  • Overview
  • Research
  • Identity
  • Additional Document Info
  • View All

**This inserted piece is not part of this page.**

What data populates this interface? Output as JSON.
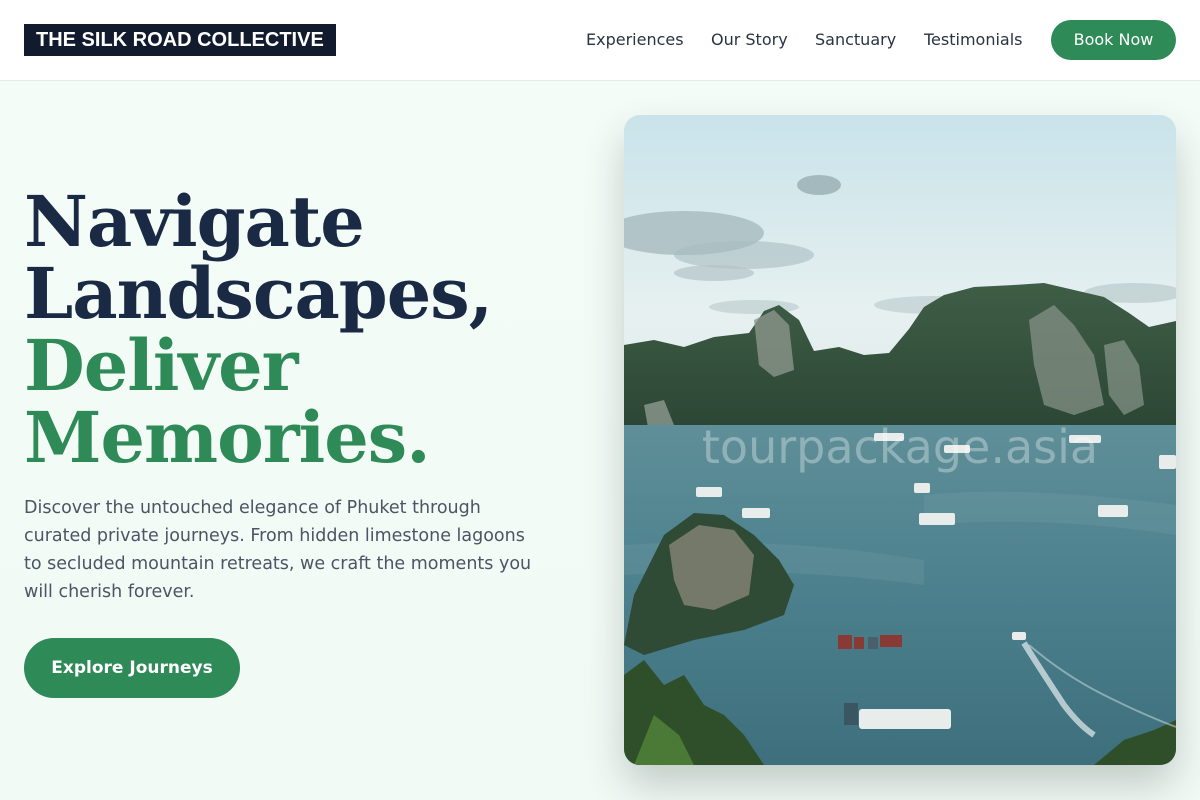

  • BACKGROUND: The microvascular anastomosis remains a technically sensitive and critical determinant of success in free tissue transfer. The microvascular anastomotic coupling device is an elegant, friction-fit ring pin device that is becoming more widely used. OBJECTIVE: To systematically review the literature to examine the utility of the microvascular coupler in free tissue transfer. METHODS: A comprehensive database search was performed to identify eligible publications. Inclusion criteria were anastomotic coupler utilization and free-tissue transfer. Recorded information from eligible studies included patient age, follow-up, radiation history, number of free-flaps and failure rates, reconstruction subsites, number of coupled venous and arterial anastomoses, coupling time, conversion to sutured anastomosis, coupler size and thrombosis rates. RESULTS: Twenty-five studies reporting on 3207 patients were included in the analysis. A total of 3576 free-flaps were performed within the following subsites: 1103 head and neck, 2094 breast, 300 limb or body, and 79 nonspecified. There were only 26 reported flap failures (0.7%). A total of 3497 venous and 342 arterial coupled anastomoses were performed. The primary outcome measure was thrombosis rates, and there were 61 venous (1.7%) and 12 arterial (3.6%) thromboses reported. Mean coupling time was 5 min, and 30 anastomoses (0.8%) were converted to suture. CONCLUSION: Flap survival and revision-free application of the microvascular coupler occurred in more than 99% of cases. There is a substantial time savings with coupler use. Venous and arterial thrombosis rates are comparable with the best results achieved by sutured anastomosis and, when used by experienced surgeons, the coupler achieves superior results.


  • Grewal, Amandeep S
  • Erovic, Boban
  • Strumas, Nick
  • Enepekides, Danny J
  • Higgins, Kevin M

publication date

  • May 2012